CINCINNATI — A historic African American cemetery vandalized in summer 2019 will now get $400,000 from the National Park Service to start over.
“We’ve got politicians in there,” Union Baptist chairwoman Angelita Jones said of the cemetery. “We’ve got entrepreneurs in there. We’ve got a lot of firsts in there.”
Now those history makers are one step closer to having their final resting place transformed and updated.
“This was something we know for a fact will help us keep the dignity in that cemetery,” Jones said.
Union Baptist now has three years to breathe new life into the historic Price Hill cemetery, renovating the building, fixing the gate and returning toppled headstones to their former glory.
“I think everybody on our team screamed,” Jones said. “I think maybe two or three days later we called each other and said, ‘I’m still screaming.’”
WCPO first brought Union Baptist’s story in August 2019, shortly after the cemetery was vandalized. At the time, they had a GoFundMe page with less than $200 dollars in pledges.
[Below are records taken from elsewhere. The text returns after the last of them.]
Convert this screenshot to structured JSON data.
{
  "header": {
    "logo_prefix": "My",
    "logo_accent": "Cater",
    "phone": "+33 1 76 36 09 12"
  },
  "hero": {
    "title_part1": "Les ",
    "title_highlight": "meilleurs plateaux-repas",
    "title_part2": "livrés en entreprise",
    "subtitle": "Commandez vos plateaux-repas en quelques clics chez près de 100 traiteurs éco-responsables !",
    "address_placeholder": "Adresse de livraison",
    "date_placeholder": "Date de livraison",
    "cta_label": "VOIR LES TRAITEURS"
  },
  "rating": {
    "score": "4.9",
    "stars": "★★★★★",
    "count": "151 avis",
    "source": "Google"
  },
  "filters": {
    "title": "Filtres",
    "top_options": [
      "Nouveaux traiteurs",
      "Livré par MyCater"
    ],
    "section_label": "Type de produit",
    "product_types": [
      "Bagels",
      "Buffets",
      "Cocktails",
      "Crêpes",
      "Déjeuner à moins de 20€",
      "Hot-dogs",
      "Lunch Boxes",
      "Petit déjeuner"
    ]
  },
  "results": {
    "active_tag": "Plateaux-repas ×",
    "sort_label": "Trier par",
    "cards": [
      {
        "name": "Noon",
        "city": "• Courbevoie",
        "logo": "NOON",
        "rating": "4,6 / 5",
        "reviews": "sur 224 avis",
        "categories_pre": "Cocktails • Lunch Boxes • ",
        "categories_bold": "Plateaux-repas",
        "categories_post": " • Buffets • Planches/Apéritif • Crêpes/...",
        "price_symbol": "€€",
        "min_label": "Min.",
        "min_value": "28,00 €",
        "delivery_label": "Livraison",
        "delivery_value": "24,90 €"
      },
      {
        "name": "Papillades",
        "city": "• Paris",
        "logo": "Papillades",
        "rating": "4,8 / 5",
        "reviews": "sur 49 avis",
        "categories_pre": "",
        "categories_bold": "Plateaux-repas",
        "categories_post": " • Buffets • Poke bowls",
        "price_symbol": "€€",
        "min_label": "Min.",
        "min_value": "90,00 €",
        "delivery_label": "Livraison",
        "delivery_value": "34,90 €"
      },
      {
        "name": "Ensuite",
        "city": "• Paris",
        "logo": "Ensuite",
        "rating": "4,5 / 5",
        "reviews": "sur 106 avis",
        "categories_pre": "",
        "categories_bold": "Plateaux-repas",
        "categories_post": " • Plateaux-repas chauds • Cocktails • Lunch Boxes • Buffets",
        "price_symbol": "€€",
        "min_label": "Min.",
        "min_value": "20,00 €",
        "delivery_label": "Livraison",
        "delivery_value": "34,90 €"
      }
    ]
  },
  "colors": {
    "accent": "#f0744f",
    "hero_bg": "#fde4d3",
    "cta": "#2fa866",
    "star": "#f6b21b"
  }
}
That all changed when somebody in Sen. Sherrod Brown’s office saw the story and worked with staff to secure the money for renovations.
“This cemetery, like old church cemeteries all over the country, was falling into disrepair, so we thought maybe we can do something about this,” Brown said.
In November 2019, Brown introduced a bill to preserve historic cemeteries across the country.
“I went to a Republican senator from Tennessee, Sen. (Lamar) Alexander, and talked about this with him to establish some kind of a network within the National Park Service and to use Cincinnati, use Union Cemetery and Union Baptist, as a model, and once we could do that, we got the federal money for this cemetery,” Brown said.
That’s something Union Baptist officials said could help preserve their history and future.
“This is not just African American history,” Jones said. “This is American history, because we are part of America and this is important for all of us.”